Let's say you have a specific area where ... they're finding dogs that are mutilated or something in one specific area. That's a good indication we maybe have a dogfighting gang, or a dogfighting incident in that area. So now we can focus more law enforcement in that area to get it, whereas in the past, maybe, we didn't do that.

On the link between animal abuse and crimes against people

The research is very clear, and it's been there for a long time, as I said earlier. Law enforcement just hasn't got it yet. ...

If you look back at the Son of Sam and [Jeffrey] Dahmer and Ted Bundy in Florida, if you look at the serial killers, the majority of them that abused animals prior to turning on humans and even one admitted, "I did it to see how the animal would die before I killed a human."

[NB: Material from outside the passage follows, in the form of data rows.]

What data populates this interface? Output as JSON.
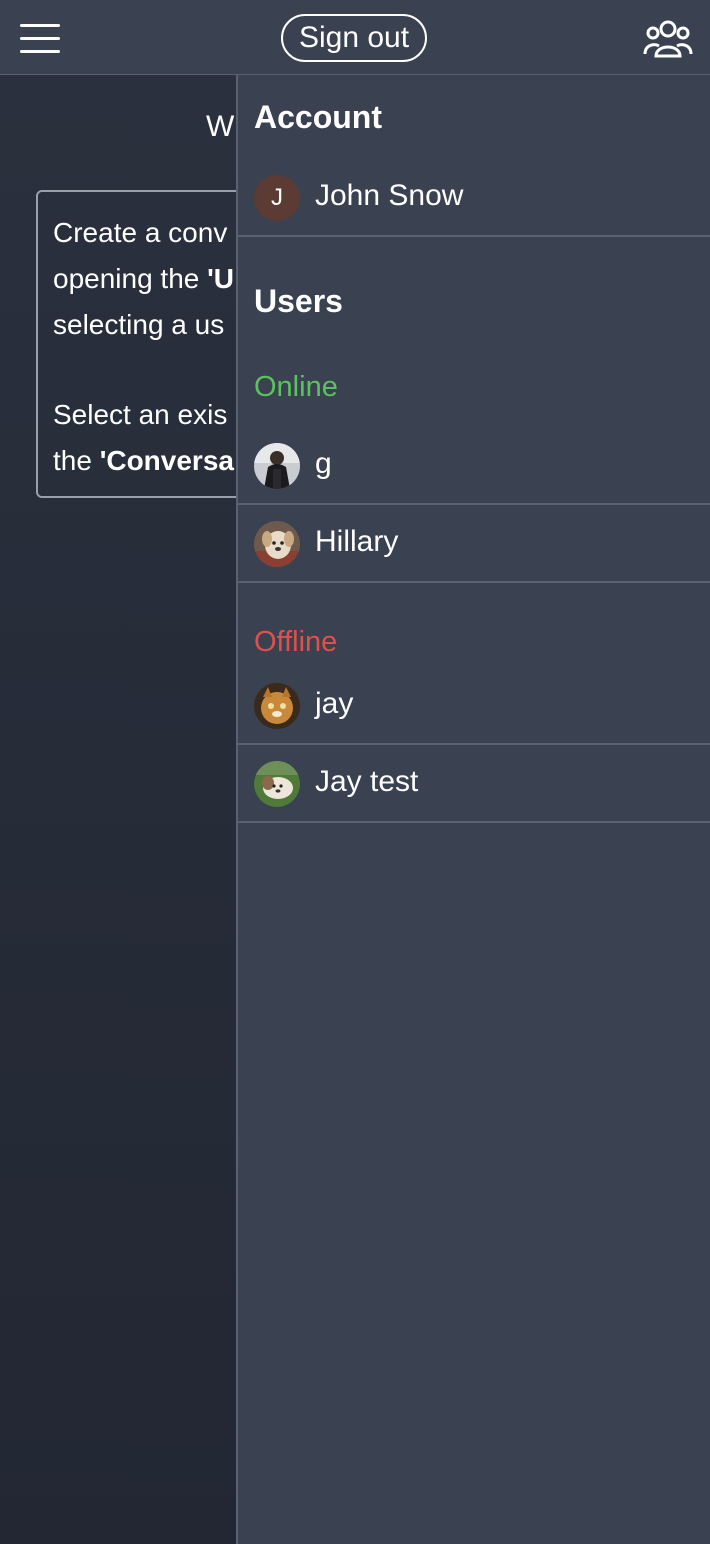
{
  "header": {
    "menu_icon": "hamburger-icon",
    "sign_out_label": "Sign out",
    "users_icon": "users-group-icon"
  },
  "main": {
    "welcome_fragment": "W",
    "info_paragraph_1_prefix": "Create a conv",
    "info_paragraph_1_line2_prefix": "opening the ",
    "info_paragraph_1_line2_bold": "'U",
    "info_paragraph_1_line3": "selecting a us",
    "info_paragraph_2_line1": "Select an exis",
    "info_paragraph_2_line2_prefix": "the ",
    "info_paragraph_2_line2_bold": "'Conversa"
  },
  "drawer": {
    "account_title": "Account",
    "account_user": {
      "initial": "J",
      "name": "John Snow",
      "avatar_color": "#5b3b34"
    },
    "users_title": "Users",
    "online_label": "Online",
    "online_color": "#5cc160",
    "online_users": [
      {
        "name": "g",
        "avatar": "photo-avatar-person"
      },
      {
        "name": "Hillary",
        "avatar": "photo-avatar-dog"
      }
    ],
    "offline_label": "Offline",
    "offline_color": "#e0504a",
    "offline_users": [
      {
        "name": "jay",
        "avatar": "photo-avatar-cat"
      },
      {
        "name": "Jay test",
        "avatar": "photo-avatar-dog-grass"
      }
    ]
  }
}
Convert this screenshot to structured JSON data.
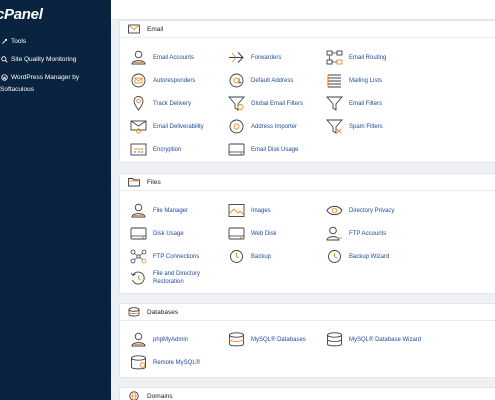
{
  "sidebar": {
    "logo": "cPanel",
    "items": [
      {
        "label": "Tools",
        "icon": "tools-icon"
      },
      {
        "label": "Site Quality Monitoring",
        "icon": "search-icon"
      },
      {
        "label": "WordPress Manager by",
        "icon": "wordpress-icon"
      }
    ],
    "wordpress_sub": "Softaculous"
  },
  "sections": {
    "email": {
      "title": "Email",
      "items": [
        {
          "label": "Email Accounts",
          "icon": "user-icon"
        },
        {
          "label": "Forwarders",
          "icon": "arrow-right-icon"
        },
        {
          "label": "Email Routing",
          "icon": "routing-icon"
        },
        {
          "label": "Autoresponders",
          "icon": "autoresponder-icon"
        },
        {
          "label": "Default Address",
          "icon": "at-sign-icon"
        },
        {
          "label": "Mailing Lists",
          "icon": "list-icon"
        },
        {
          "label": "Track Delivery",
          "icon": "map-pin-icon"
        },
        {
          "label": "Global Email Filters",
          "icon": "filter-icon"
        },
        {
          "label": "Email Filters",
          "icon": "filter-icon"
        },
        {
          "label": "Email Deliverability",
          "icon": "key-icon"
        },
        {
          "label": "Address Importer",
          "icon": "at-sign-icon"
        },
        {
          "label": "Spam Filters",
          "icon": "spam-filter-icon"
        },
        {
          "label": "Encryption",
          "icon": "encryption-icon"
        },
        {
          "label": "Email Disk Usage",
          "icon": "disk-icon"
        }
      ]
    },
    "files": {
      "title": "Files",
      "items": [
        {
          "label": "File Manager",
          "icon": "user-icon"
        },
        {
          "label": "Images",
          "icon": "image-icon"
        },
        {
          "label": "Directory Privacy",
          "icon": "eye-icon"
        },
        {
          "label": "Disk Usage",
          "icon": "disk-icon"
        },
        {
          "label": "Web Disk",
          "icon": "disk-icon"
        },
        {
          "label": "FTP Accounts",
          "icon": "user-icon"
        },
        {
          "label": "FTP Connections",
          "icon": "network-icon"
        },
        {
          "label": "Backup",
          "icon": "backup-icon"
        },
        {
          "label": "Backup Wizard",
          "icon": "backup-icon"
        },
        {
          "label": "File and Directory Restoration",
          "icon": "restore-icon"
        }
      ]
    },
    "databases": {
      "title": "Databases",
      "items": [
        {
          "label": "phpMyAdmin",
          "icon": "user-icon"
        },
        {
          "label": "MySQL® Databases",
          "icon": "database-icon"
        },
        {
          "label": "MySQL® Database Wizard",
          "icon": "database-icon"
        },
        {
          "label": "Remote MySQL®",
          "icon": "database-icon"
        }
      ]
    },
    "domains": {
      "title": "Domains"
    }
  },
  "colors": {
    "sidebar_bg": "#0a2340",
    "link": "#234a9b",
    "icon_stroke": "#3a3f47",
    "icon_accent": "#f08a24"
  }
}
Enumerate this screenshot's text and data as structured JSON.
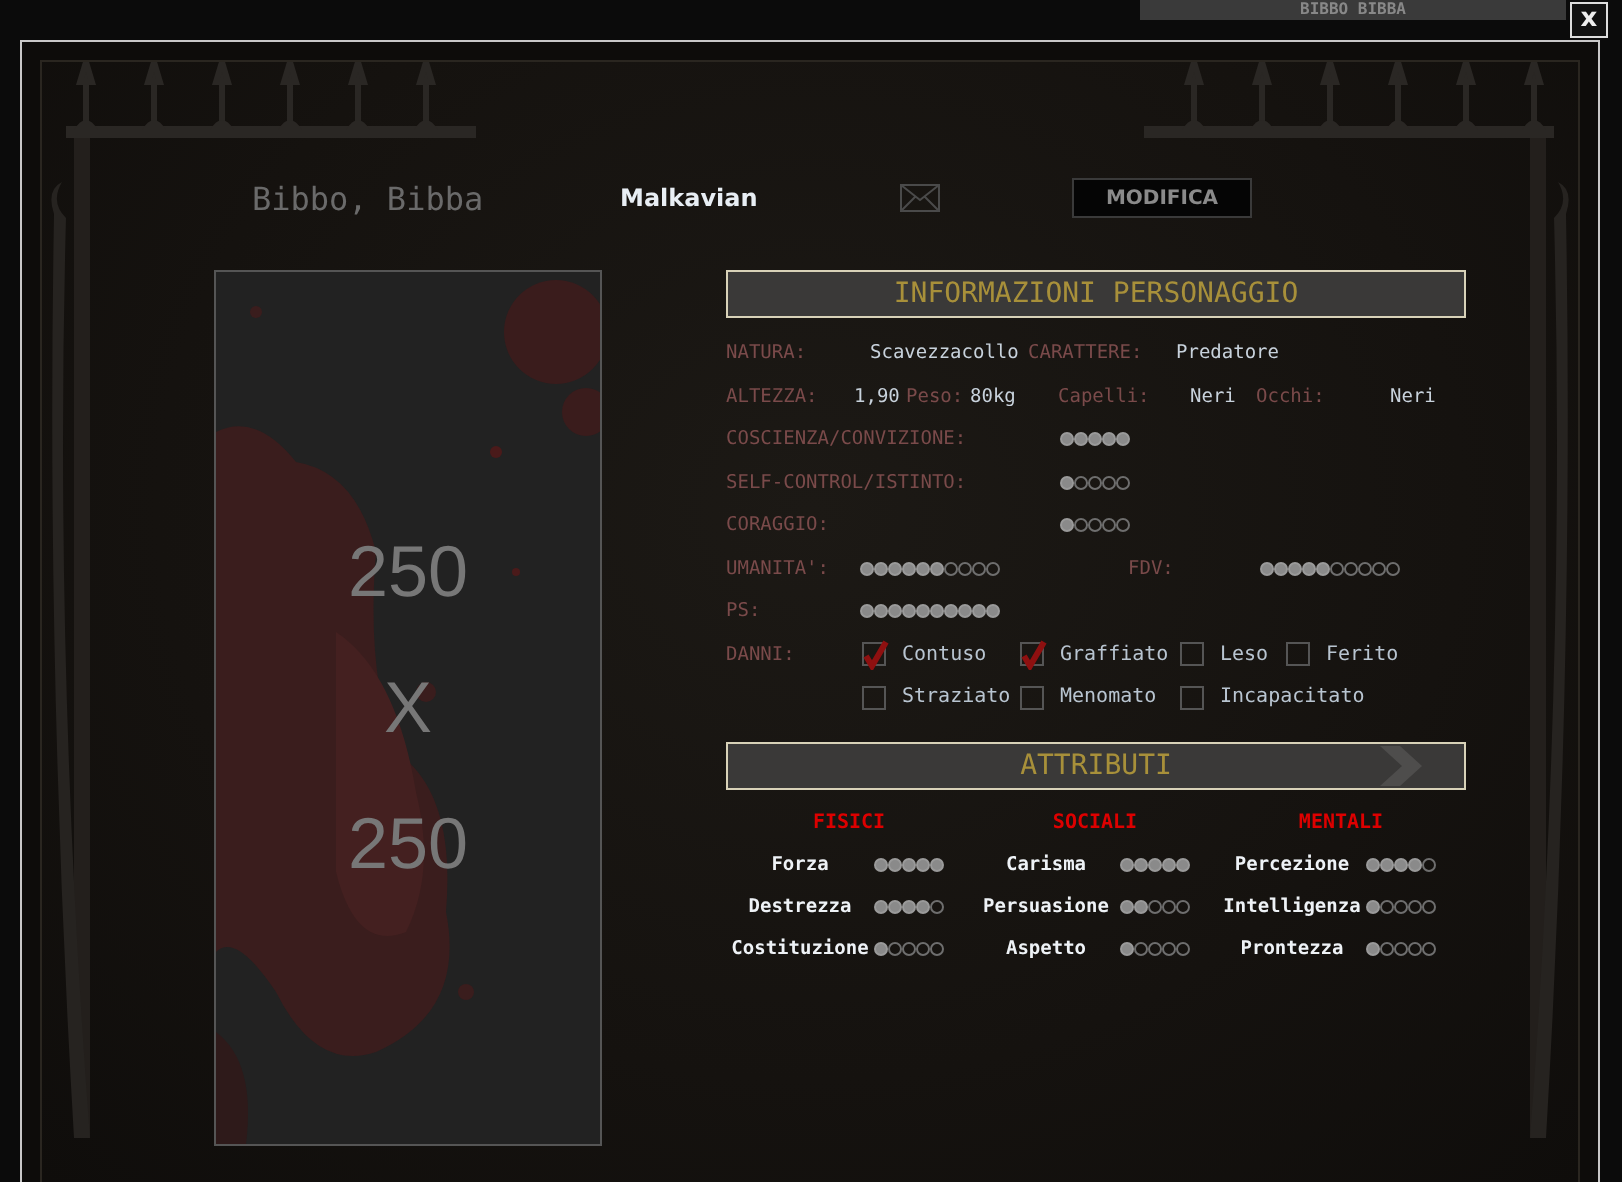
{
  "backdrop": {
    "tab_label": "BIBBO BIBBA"
  },
  "close_button": "x",
  "header": {
    "name": "Bibbo, Bibba",
    "clan": "Malkavian",
    "edit_button": "MODIFICA"
  },
  "portrait": {
    "kind": "picture",
    "caption_lines": [
      "250",
      "X",
      "250"
    ]
  },
  "info": {
    "title": "INFORMAZIONI PERSONAGGIO",
    "nature": {
      "label": "NATURA:",
      "value": "Scavezzacollo"
    },
    "character": {
      "label": "CARATTERE:",
      "value": "Predatore"
    },
    "physical": [
      {
        "label": "ALTEZZA:",
        "value": "1,90"
      },
      {
        "label": "Peso:",
        "value": "80kg"
      },
      {
        "label": "Capelli:",
        "value": "Neri"
      },
      {
        "label": "Occhi:",
        "value": "Neri"
      }
    ],
    "virtues": [
      {
        "label": "COSCIENZA/CONVIZIONE:",
        "stars": 5,
        "kind": "five"
      },
      {
        "label": "SELF-CONTROL/ISTINTO:",
        "stars": 1,
        "kind": "five"
      },
      {
        "label": "CORAGGIO:",
        "stars": 1,
        "kind": "five"
      }
    ],
    "humanity": {
      "label": "UMANITA':",
      "stars": 6,
      "kind": "ten"
    },
    "willpower": {
      "label": "FDV:",
      "stars": 5,
      "kind": "ten"
    },
    "health": {
      "label": "PS:",
      "stars": 10,
      "kind": "ten"
    },
    "damage": {
      "label": "DANNI:",
      "rows": [
        [
          {
            "label": "Contuso",
            "checked": true
          },
          {
            "label": "Graffiato",
            "checked": true
          },
          {
            "label": "Leso",
            "checked": false
          },
          {
            "label": "Ferito",
            "checked": false
          }
        ],
        [
          {
            "label": "Straziato",
            "checked": false
          },
          {
            "label": "Menomato",
            "checked": false
          },
          {
            "label": "Incapacitato",
            "checked": false
          }
        ]
      ]
    }
  },
  "attributes": {
    "title": "ATTRIBUTI",
    "groups": [
      {
        "name": "FISICI",
        "traits": [
          {
            "name": "Forza",
            "stars": 5,
            "kind": "five"
          },
          {
            "name": "Destrezza",
            "stars": 4,
            "kind": "five"
          },
          {
            "name": "Costituzione",
            "stars": 1,
            "kind": "five"
          }
        ]
      },
      {
        "name": "SOCIALI",
        "traits": [
          {
            "name": "Carisma",
            "stars": 5,
            "kind": "five"
          },
          {
            "name": "Persuasione",
            "stars": 2,
            "kind": "five"
          },
          {
            "name": "Aspetto",
            "stars": 1,
            "kind": "five"
          }
        ]
      },
      {
        "name": "MENTALI",
        "traits": [
          {
            "name": "Percezione",
            "stars": 4,
            "kind": "five"
          },
          {
            "name": "Intelligenza",
            "stars": 1,
            "kind": "five"
          },
          {
            "name": "Prontezza",
            "stars": 1,
            "kind": "five"
          }
        ]
      }
    ]
  }
}
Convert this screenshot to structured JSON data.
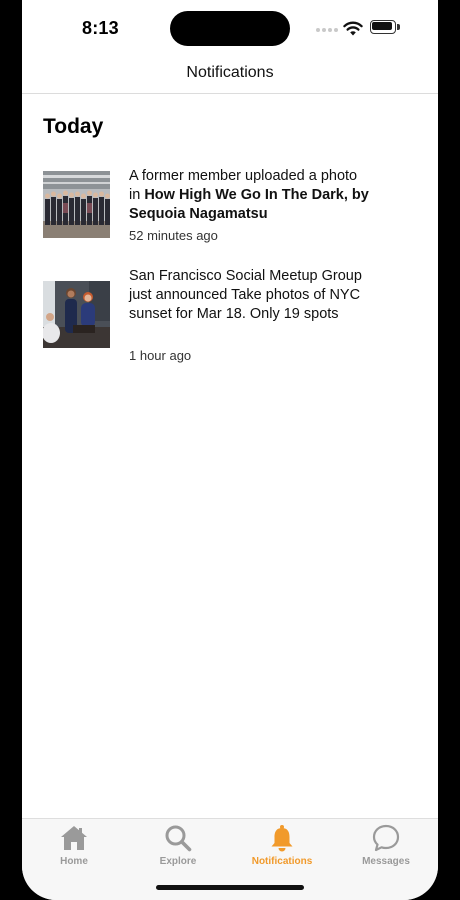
{
  "status_bar": {
    "time": "8:13"
  },
  "nav": {
    "title": "Notifications"
  },
  "section": {
    "title": "Today"
  },
  "notifications": [
    {
      "text_plain": "A former member uploaded a photo in ",
      "text_bold": "How High We Go In The Dark, by Sequoia Nagamatsu",
      "time": "52 minutes ago",
      "thumbnail_icon": "group-photo"
    },
    {
      "text_plain": "San Francisco Social Meetup Group just announced Take photos of NYC sunset for Mar 18. Only 19 spots",
      "time": "1 hour ago",
      "thumbnail_icon": "people-photo"
    }
  ],
  "tabs": [
    {
      "label": "Home",
      "icon": "home-icon",
      "active": false
    },
    {
      "label": "Explore",
      "icon": "search-icon",
      "active": false
    },
    {
      "label": "Notifications",
      "icon": "bell-icon",
      "active": true
    },
    {
      "label": "Messages",
      "icon": "chat-bubble-icon",
      "active": false
    }
  ],
  "colors": {
    "accent": "#f19a2b",
    "inactive_tab": "#9a9a9a"
  }
}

It's amazing. The school shooters — Pearl, Miss., and Columbine — they all abused animals and killed animals prior to their shooting spree. The data's there, and it's not just guesswork, it's actual documented data.

On changing law enforcement attitudes

Law enforcement really hasn't grasped this problem yet. If you look back in the early '70s when domestic violence came up and how the laws changed and then law enforcement would go say, "Well, if the woman's getting beat, why is it she won't leave the house?" Well, we didn't understand. We didn't understand the dynamics of domestic violence. And as that whole thing changed, it got better.

And if you look at animal abuse right now, it's going to follow the same timeline. You can always betcha it's within years that it's going to be the same timeline. ...

In order for this problem to be solved, you're going to have to get the legislators to create the laws, you're going to have to get law enforcement to enforce the laws, you're going to have to get prosecutors to prosecute, and judges to convict.

Copyright 2021 NPR. To see more, visit https://www.npr.org.